For every line in the material below that holds "photo", report the line.

Content starts

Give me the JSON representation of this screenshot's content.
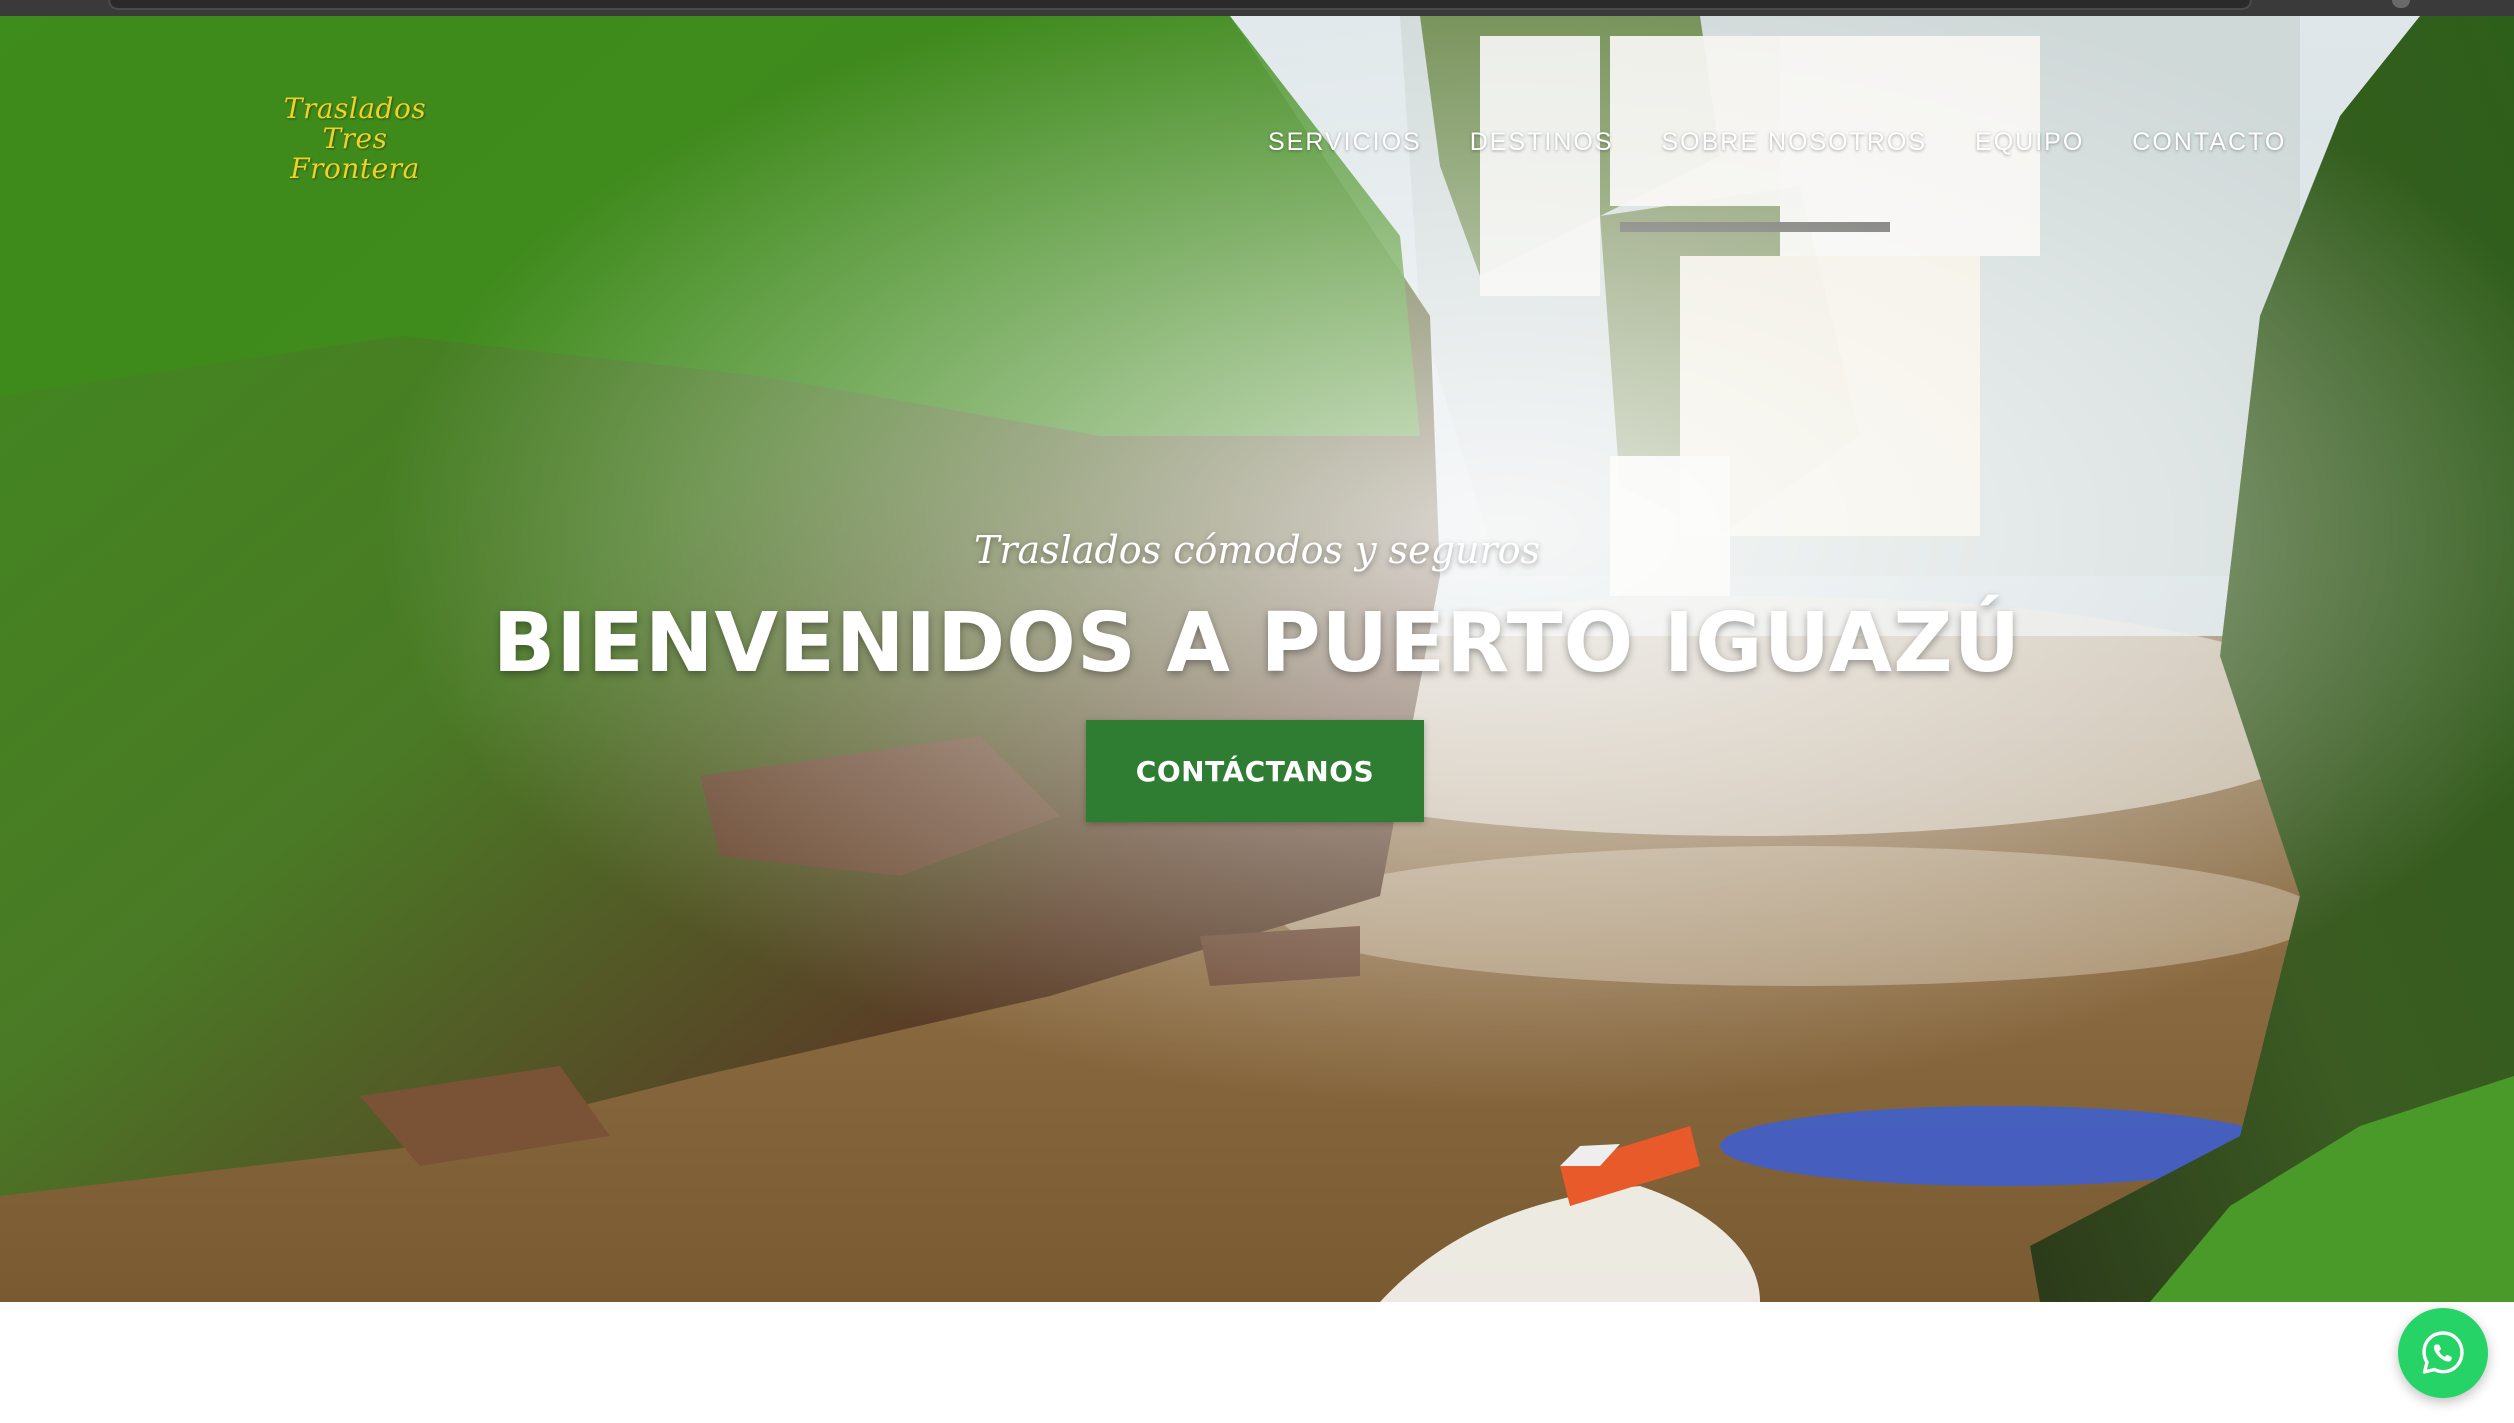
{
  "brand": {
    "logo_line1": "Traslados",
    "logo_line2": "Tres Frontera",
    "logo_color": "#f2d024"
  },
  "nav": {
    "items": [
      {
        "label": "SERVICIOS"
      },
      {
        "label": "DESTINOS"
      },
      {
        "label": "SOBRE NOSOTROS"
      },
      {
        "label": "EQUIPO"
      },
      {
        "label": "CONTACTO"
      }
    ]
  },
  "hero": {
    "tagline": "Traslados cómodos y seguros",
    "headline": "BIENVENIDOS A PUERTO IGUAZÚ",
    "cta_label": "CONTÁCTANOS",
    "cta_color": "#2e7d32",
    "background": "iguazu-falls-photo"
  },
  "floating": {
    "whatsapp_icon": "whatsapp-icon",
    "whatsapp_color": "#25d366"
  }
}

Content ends
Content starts

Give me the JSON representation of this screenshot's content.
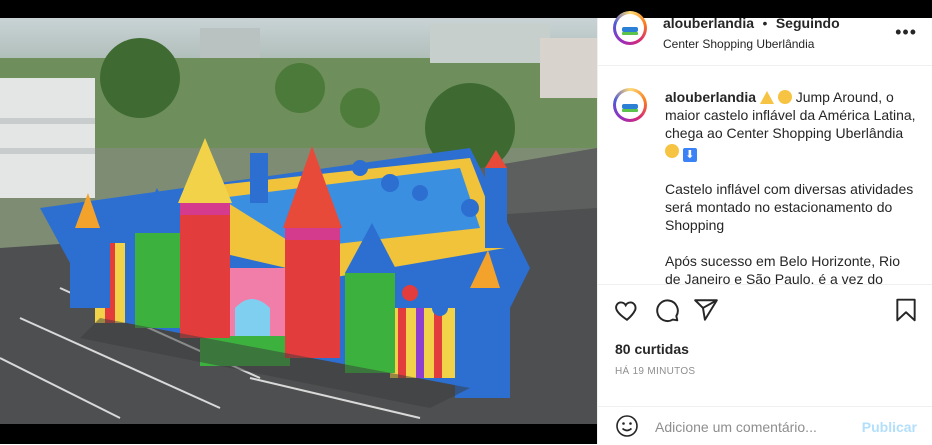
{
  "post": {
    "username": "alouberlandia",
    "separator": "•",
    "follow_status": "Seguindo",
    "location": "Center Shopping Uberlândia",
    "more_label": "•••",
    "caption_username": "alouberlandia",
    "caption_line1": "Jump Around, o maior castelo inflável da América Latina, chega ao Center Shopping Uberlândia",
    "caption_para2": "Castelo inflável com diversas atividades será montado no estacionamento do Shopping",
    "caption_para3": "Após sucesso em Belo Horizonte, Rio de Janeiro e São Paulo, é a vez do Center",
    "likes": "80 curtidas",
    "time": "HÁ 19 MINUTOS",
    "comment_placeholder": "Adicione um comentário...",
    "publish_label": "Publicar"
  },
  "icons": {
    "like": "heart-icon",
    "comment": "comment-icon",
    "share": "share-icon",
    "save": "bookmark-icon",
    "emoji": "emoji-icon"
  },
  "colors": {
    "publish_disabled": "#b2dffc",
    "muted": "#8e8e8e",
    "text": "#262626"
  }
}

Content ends
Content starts

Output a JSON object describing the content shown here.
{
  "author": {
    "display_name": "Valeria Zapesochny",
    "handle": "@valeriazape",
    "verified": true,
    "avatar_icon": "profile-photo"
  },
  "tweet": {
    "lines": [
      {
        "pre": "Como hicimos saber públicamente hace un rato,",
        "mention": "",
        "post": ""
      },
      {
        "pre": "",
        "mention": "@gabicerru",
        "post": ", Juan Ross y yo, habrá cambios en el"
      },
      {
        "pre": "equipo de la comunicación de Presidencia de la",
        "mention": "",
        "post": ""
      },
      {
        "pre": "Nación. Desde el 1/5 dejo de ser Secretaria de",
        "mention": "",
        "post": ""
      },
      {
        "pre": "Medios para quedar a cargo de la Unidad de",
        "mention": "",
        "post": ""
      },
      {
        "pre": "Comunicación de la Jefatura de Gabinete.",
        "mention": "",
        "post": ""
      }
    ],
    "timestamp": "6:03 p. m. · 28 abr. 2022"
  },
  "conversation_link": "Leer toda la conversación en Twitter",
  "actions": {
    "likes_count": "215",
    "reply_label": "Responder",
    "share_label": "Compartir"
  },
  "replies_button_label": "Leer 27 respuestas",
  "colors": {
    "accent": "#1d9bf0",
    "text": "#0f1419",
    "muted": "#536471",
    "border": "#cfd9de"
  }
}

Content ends

• **Response area**:
    "background": "iguazu-falls-photo"
    "avatar_icon": "profile-photo"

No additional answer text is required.